The lightpath 2 has great weather resistance in all the testing I've done. I have used it mostly in four season conditions then 3 season and each time I stay dry and safe from wind. Condensation can be a issue in participatory wet environments but this happens with most tents. On my recent trip the high wind from the wind would blow large chunks of hard ice and snow from the tree ,which you can see to the left of the tent , and they would land on my lightpath 2 tent. The tent was fine in the morning and the light snow had all fallen off the tent. In a rain storm the angle of the tent allows water to fall off easily. Under heavy snow loads however I believe this tent would collapse but this is why it's a three season tent. The lighpath two tent could handle any three season storm that doesn't involve tons of snow load.
This tent has great ventilation when fully guyed out ( has you should with all tents and especially tunnel tents ) Okay ventilation when not and amazing ventilation with no fly but if its raining you will be wet anyway. The Guy out point at the bottom mid section of the tent , which you can see in the above picture, allows the most cross flow so if you only have two stakes to guy out the fly put them there. In my experience below zero just under the fly has a thin coating of ice on it and tiny patches of frozen water on the mesh also. However on my recent trip my dad placed his tent to close to mind and I couldn't guy out two points on the left has much as I liked and the fly almost touched the inner. This caused more frost and ice patches on the inside of tent and if i bumped them my sleeping bag would get wet. You can see this in the picture's below.
* look to the left of the red sleeping bag at the wall of the tent notice the condensation
* Zoom in on left side to see condensation
The tent packs quite small but the stuff sack it comes with didn't allow to pack it as compact as I'd like. I measured it to pack about 9 liters in the stuff sack it came with and down to 6 when squished a little. I bought a Outdoor Research compression sack ( the 8 liter model ) and use that as it's stuff now I can compress it down to about liters. The poles fit in a stuff sack and are 24 by 4 inches. The stakes fit in a stuff sack and are 11 by 5 inches.
* Apologies for not stuffing the tent into its sack, it just drying after a recent trip
Ease of use
This tent goes up fast and comes down fast. In 3 season conditions it can be put up in 5 minutes. In 4 season or I a storm it may take longer. I have had not have too have used the instructions since the first time i put it up and the simple 2 pole designs makes it even easier to use.

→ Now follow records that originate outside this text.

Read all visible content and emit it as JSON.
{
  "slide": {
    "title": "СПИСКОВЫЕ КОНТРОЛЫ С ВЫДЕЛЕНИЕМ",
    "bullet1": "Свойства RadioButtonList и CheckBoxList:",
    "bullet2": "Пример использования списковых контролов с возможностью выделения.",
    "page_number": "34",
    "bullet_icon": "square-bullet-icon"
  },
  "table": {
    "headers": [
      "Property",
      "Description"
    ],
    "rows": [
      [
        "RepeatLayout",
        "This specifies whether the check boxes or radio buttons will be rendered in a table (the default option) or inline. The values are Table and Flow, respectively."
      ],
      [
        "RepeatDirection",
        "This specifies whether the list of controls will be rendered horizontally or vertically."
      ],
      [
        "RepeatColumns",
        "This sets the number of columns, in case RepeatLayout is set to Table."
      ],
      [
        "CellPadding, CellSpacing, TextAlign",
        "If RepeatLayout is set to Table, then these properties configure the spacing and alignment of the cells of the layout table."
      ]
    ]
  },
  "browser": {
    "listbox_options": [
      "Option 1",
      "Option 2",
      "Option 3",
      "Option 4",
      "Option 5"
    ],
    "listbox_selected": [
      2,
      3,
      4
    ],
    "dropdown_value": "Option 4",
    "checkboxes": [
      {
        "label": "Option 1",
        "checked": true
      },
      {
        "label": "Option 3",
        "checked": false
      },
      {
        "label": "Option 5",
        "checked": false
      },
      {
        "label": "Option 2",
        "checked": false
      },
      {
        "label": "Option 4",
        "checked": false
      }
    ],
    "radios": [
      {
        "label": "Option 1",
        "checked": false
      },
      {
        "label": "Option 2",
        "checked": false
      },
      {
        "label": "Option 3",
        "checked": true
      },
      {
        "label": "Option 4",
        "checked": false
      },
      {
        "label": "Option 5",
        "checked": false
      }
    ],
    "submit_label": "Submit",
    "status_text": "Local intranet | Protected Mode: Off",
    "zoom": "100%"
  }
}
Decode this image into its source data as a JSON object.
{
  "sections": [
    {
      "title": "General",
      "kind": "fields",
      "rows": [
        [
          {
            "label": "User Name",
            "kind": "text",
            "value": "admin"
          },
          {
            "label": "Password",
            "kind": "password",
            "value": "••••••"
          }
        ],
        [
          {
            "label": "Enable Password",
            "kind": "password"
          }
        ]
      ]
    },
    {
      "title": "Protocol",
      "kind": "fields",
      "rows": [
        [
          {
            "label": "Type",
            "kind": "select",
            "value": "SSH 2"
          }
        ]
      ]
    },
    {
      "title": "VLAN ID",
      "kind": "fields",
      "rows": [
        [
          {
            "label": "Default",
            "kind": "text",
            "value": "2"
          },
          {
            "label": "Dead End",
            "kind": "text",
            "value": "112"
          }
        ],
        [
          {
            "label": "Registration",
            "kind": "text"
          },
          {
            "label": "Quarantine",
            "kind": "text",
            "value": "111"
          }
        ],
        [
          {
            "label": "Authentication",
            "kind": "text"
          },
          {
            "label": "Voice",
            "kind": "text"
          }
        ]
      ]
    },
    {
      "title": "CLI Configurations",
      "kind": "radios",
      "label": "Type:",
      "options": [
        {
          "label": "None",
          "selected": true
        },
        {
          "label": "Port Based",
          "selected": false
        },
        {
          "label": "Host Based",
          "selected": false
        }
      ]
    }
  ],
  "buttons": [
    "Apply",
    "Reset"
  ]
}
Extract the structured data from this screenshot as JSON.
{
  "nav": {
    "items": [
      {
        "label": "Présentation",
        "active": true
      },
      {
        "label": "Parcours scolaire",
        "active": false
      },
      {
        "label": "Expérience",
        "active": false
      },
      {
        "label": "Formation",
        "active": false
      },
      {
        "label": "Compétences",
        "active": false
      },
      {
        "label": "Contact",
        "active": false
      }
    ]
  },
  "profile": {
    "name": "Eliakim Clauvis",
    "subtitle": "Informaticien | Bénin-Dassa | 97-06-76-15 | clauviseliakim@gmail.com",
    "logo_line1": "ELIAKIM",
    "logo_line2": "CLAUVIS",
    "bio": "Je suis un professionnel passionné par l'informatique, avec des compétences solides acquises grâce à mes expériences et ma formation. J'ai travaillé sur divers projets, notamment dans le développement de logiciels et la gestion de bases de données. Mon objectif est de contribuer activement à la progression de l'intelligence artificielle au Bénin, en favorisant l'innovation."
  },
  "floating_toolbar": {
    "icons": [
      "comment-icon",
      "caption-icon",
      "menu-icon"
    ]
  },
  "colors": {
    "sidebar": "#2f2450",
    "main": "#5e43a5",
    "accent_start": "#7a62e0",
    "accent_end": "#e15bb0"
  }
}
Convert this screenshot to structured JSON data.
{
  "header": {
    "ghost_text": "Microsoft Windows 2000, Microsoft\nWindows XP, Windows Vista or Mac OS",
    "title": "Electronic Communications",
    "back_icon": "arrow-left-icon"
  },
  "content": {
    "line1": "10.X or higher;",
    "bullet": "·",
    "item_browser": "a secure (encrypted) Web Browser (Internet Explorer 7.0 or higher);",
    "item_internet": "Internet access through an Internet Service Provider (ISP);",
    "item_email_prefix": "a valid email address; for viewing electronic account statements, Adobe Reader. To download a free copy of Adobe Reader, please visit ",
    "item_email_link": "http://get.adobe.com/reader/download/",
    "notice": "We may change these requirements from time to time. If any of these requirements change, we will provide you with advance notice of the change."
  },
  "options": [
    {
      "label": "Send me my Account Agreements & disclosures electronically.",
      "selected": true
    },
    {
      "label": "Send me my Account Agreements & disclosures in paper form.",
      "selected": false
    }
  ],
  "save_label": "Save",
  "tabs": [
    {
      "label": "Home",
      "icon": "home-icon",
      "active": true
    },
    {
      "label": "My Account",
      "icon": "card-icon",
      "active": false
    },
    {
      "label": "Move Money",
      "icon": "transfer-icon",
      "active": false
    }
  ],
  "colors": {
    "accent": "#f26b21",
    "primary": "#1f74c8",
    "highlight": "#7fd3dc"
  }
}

Overall this is a great tent and the addition of MSR carbon fiber stakes and or compression sack make it a five starts out of five stars for its intended use. Without these improvements I give this tent four and a half stars out of five because it worked admirably in the condition I threw at it and then some ( four season camping ).